DATA FOR ANALYSIS:
_ _ _

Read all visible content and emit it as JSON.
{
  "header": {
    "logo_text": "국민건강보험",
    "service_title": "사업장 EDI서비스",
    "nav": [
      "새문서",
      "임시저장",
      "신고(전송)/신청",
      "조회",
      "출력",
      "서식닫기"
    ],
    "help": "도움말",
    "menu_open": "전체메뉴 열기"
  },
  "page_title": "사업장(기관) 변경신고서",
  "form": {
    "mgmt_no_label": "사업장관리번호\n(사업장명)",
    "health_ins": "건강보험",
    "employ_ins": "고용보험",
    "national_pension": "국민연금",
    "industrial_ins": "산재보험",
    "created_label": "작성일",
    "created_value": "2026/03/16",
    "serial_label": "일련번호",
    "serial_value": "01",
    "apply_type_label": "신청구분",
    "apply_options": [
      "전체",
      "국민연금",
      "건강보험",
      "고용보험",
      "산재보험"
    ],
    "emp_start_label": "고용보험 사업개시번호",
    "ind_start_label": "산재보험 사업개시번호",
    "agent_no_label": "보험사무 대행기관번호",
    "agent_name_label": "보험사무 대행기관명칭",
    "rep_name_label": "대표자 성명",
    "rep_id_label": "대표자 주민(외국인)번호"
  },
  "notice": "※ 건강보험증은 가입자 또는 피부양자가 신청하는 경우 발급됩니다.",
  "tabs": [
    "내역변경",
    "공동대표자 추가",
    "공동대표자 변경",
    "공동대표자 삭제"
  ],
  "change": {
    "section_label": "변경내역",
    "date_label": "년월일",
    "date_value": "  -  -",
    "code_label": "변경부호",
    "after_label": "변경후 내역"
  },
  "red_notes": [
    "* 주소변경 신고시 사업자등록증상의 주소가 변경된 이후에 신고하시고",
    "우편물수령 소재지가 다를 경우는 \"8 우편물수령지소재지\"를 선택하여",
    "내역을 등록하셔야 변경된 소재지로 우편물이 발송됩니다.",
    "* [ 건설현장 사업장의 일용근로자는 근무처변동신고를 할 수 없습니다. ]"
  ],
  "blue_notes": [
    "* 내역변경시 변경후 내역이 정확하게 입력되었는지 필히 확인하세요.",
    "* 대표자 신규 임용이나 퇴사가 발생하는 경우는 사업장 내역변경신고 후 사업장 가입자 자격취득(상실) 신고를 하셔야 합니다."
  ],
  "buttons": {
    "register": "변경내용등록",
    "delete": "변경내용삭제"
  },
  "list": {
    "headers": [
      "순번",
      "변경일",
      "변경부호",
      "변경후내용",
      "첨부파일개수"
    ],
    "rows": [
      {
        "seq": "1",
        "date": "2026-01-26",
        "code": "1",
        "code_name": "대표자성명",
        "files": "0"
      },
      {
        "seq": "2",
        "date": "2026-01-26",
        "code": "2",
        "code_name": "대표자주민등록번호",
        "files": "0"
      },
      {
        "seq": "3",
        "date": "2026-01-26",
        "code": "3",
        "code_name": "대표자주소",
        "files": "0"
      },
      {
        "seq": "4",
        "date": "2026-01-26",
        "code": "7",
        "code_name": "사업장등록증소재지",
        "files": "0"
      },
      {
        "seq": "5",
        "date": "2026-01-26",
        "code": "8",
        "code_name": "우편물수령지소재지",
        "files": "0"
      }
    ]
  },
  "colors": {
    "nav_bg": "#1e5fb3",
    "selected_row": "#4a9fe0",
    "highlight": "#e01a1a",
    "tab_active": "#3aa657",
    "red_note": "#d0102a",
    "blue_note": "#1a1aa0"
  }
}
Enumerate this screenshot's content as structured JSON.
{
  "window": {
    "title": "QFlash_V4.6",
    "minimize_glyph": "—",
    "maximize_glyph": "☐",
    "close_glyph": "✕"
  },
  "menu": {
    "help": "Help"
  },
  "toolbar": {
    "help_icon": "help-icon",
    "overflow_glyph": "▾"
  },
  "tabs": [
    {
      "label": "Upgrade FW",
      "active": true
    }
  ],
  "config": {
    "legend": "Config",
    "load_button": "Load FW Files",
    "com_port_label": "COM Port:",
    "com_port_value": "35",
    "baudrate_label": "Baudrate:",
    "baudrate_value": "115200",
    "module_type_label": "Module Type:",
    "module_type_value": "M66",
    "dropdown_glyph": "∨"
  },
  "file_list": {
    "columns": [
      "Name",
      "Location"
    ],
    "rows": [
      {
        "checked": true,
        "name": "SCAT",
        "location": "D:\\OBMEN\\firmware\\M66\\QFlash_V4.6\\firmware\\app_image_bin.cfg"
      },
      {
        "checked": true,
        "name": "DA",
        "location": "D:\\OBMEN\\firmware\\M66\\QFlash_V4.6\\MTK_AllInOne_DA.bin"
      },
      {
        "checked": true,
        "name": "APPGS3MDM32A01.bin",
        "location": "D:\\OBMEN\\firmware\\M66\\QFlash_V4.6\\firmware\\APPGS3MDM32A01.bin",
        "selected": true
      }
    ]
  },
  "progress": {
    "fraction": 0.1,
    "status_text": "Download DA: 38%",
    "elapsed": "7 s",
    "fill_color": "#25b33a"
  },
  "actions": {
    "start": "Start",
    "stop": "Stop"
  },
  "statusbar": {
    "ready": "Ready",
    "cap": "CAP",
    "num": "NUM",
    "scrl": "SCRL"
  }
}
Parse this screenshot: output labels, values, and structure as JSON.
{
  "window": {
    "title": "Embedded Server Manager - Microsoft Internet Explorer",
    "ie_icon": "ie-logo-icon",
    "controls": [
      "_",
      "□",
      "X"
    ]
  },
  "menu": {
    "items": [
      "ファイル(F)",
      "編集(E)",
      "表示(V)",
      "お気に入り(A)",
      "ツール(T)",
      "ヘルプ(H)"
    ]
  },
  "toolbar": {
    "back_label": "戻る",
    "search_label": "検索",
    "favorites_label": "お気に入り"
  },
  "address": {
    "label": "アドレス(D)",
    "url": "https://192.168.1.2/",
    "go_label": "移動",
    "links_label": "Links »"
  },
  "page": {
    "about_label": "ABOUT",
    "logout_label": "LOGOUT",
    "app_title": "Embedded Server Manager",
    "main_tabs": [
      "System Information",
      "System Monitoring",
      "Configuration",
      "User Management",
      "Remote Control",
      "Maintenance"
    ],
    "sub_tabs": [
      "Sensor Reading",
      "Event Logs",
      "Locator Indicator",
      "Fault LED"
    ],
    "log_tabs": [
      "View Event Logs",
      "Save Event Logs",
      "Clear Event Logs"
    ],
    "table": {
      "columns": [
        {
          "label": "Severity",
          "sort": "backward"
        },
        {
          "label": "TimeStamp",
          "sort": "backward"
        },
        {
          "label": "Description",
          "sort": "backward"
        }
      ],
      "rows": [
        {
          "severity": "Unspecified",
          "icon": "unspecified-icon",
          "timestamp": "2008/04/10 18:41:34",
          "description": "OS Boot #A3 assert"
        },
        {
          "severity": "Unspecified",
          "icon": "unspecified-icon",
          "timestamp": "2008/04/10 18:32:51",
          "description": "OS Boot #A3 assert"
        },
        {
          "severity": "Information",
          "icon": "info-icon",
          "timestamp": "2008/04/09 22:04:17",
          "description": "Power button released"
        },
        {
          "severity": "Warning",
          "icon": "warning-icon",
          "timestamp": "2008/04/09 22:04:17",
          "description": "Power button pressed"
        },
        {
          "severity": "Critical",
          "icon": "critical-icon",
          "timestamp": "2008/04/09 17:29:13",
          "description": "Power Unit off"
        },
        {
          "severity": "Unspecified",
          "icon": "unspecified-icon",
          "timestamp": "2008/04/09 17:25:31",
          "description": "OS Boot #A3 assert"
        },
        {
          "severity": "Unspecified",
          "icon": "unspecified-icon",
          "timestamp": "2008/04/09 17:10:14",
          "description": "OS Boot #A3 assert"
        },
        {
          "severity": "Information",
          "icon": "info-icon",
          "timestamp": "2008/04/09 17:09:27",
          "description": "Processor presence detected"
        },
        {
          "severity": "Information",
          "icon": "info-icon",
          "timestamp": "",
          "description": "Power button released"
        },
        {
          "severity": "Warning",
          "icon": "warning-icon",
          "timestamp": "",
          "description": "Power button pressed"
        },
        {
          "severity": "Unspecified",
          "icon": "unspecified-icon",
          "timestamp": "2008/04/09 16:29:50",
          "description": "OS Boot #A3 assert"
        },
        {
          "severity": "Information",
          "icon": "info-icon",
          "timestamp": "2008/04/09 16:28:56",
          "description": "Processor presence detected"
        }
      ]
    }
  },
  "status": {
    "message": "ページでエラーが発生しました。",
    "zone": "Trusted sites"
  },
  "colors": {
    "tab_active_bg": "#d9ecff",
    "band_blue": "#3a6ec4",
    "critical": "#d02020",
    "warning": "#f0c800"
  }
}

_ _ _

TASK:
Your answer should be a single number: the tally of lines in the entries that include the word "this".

RESPONSE:
2